Date: Thu, 22 Jun 2023 12:30:28 UTC
https://bugs.freebsd.org/bugzilla/show_bug.cgi?id=271989 --- Comment #9 from Markus Wild <email@example.com> --- (In reply to Dan Langille from comment #8) there you go, the bogus pool_guid: 18320603570228782289 is what causes your kernel to fail to load the pool, since it shows up in your console messages as mismatched comparisons against the vdevs the kernel found. This is most likely -as with my installation- the result of originally installing the zpool on the entire disk, and then later removing that pool and reducing the zfs partition and recreating the pool. From what I reverse engineered, a zpool seems to put 2 labels at the beginning of its assigned disk space and 2 labels at the end, most likely in an effort to be able to restore those labels should someone/something accidentally overwrite them. The stupidity of the whole thing is: the kernel code to load the zfs root filesystem seems to first scan the "entire disk device" for these 4 labels, and if it finds any, will insist in using them and NOT consider any valid labels of partitions in the GPT partition table. zpool import doesn't do this, it's just the mount code in the kernel. There is a "zpool labelclear" command which is supposed to clear these wrong old labels, but I personally didn't trust it to not go ahead and clear the labels of ALL zfs instances on the disk if you let it loose on the entire disk device. The man page is not very clear in this respect, and searching for this shows I was not the only one confused on the exact behavior of that command. What I did in my case is: - use gpart to add an additional temporary swap partition to fill the disk: gpart add -t freebsd-swap nvd0 - this resulted in a nvd0p5 in my case - then I did dd if=/dev/zero of=/dev/nvd0p5 bs=1024M to clear that temp partition, and thus the end of the disk from the old zpool label - remove the temp partition again: gpart delete -i 5 nvd0 if you check the device again after this (zdb -l), it shouldn't find any labels anymore. What I'd expect for the future, and why I didn't ask for this bug report to be closed after I fixed my problem: - kernel mount code should first check all valid zfs partitions for labels - only if no labels are found in valid partitions should it also consider the entire disk device (nvd0, ada0, etc) to cover the cases where people define a zpool like "mirror /dev/ada0 /dev/ada1". I know this works for data pools, but I'm not sure you could actually boot from such a pool.

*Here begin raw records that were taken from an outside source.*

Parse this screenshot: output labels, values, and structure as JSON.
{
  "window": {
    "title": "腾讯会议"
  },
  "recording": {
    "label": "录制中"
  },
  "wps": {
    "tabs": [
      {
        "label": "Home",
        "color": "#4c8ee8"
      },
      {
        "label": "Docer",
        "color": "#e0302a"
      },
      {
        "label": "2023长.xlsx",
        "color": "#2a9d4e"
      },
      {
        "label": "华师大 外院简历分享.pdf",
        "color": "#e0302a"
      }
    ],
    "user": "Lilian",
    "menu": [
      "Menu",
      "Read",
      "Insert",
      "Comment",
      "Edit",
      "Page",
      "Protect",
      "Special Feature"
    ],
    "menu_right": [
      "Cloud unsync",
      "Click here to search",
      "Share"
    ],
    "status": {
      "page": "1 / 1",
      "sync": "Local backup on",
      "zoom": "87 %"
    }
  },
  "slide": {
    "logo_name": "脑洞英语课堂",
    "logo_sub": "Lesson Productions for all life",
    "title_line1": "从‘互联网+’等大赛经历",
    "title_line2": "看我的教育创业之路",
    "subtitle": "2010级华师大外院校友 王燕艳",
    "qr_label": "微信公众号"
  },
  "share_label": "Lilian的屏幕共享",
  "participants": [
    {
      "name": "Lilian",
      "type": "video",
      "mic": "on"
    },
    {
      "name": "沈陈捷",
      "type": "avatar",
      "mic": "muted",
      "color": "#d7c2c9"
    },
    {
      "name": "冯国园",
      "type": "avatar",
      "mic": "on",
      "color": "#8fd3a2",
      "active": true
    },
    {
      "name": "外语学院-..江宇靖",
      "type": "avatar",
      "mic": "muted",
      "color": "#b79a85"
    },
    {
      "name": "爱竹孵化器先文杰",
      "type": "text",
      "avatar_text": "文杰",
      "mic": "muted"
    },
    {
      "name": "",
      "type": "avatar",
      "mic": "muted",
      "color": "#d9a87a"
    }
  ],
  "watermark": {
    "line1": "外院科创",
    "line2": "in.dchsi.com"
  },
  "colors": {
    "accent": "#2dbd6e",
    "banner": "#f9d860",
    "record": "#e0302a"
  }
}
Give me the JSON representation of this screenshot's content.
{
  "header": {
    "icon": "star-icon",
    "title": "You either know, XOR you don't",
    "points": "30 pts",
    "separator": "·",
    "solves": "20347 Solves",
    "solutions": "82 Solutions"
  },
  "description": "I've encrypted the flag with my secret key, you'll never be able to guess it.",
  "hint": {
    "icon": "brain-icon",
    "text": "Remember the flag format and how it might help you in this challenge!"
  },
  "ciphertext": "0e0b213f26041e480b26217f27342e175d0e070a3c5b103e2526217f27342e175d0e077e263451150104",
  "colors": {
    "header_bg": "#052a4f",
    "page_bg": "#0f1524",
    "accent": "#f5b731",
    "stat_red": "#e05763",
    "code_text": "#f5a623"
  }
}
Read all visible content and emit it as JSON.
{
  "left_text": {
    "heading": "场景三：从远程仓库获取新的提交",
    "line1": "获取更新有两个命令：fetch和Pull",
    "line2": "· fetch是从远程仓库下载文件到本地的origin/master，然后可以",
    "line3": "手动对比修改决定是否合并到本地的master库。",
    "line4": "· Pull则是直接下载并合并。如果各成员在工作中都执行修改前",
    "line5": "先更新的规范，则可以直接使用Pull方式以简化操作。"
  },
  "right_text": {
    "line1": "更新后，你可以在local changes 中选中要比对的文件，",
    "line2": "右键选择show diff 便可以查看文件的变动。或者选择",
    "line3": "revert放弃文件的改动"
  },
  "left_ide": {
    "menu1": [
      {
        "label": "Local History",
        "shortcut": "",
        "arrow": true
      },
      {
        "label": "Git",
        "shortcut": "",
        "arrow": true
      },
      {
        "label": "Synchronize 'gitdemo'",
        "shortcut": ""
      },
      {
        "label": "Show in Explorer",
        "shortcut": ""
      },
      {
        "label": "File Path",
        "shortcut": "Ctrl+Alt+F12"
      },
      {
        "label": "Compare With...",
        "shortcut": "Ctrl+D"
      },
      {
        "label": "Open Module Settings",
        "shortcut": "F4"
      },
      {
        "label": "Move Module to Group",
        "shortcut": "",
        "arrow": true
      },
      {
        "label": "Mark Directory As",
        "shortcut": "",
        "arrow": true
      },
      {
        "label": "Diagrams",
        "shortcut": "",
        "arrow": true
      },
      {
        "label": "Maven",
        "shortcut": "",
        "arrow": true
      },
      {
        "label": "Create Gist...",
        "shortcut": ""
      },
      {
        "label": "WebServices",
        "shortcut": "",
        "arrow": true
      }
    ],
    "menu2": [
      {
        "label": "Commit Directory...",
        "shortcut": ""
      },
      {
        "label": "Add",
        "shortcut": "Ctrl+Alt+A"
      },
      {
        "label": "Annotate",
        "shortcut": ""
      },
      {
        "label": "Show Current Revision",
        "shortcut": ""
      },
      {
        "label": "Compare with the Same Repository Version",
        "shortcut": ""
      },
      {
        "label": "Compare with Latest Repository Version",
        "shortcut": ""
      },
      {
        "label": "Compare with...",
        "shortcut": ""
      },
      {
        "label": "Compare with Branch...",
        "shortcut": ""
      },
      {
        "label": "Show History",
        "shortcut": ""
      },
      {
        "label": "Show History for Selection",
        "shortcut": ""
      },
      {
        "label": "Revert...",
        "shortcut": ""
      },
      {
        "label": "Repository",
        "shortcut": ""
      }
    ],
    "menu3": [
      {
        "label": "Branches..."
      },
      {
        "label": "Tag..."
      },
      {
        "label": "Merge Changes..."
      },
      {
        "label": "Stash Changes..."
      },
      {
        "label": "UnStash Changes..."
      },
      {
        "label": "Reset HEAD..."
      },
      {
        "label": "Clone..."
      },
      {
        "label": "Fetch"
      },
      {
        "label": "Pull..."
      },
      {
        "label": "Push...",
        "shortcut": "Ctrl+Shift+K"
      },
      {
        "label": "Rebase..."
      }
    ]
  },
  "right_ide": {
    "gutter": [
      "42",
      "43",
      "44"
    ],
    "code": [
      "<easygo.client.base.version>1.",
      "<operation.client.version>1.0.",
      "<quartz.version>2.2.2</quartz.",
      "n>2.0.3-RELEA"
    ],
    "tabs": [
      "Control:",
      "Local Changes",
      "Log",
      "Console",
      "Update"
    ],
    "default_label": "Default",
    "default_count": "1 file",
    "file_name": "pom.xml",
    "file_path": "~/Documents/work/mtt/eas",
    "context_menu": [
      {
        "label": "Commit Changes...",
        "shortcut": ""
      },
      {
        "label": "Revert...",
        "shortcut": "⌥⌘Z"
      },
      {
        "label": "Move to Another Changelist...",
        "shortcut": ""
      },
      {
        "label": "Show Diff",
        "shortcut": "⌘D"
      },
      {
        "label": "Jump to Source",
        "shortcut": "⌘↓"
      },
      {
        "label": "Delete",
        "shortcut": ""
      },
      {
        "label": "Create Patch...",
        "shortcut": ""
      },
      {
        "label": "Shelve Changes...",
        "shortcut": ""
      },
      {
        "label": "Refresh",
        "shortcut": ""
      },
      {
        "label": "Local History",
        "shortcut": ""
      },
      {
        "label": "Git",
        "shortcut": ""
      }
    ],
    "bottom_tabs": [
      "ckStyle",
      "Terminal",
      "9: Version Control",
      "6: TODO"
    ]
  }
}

Cheers, Markus -- You are receiving this mail because: You are the assignee for the bug.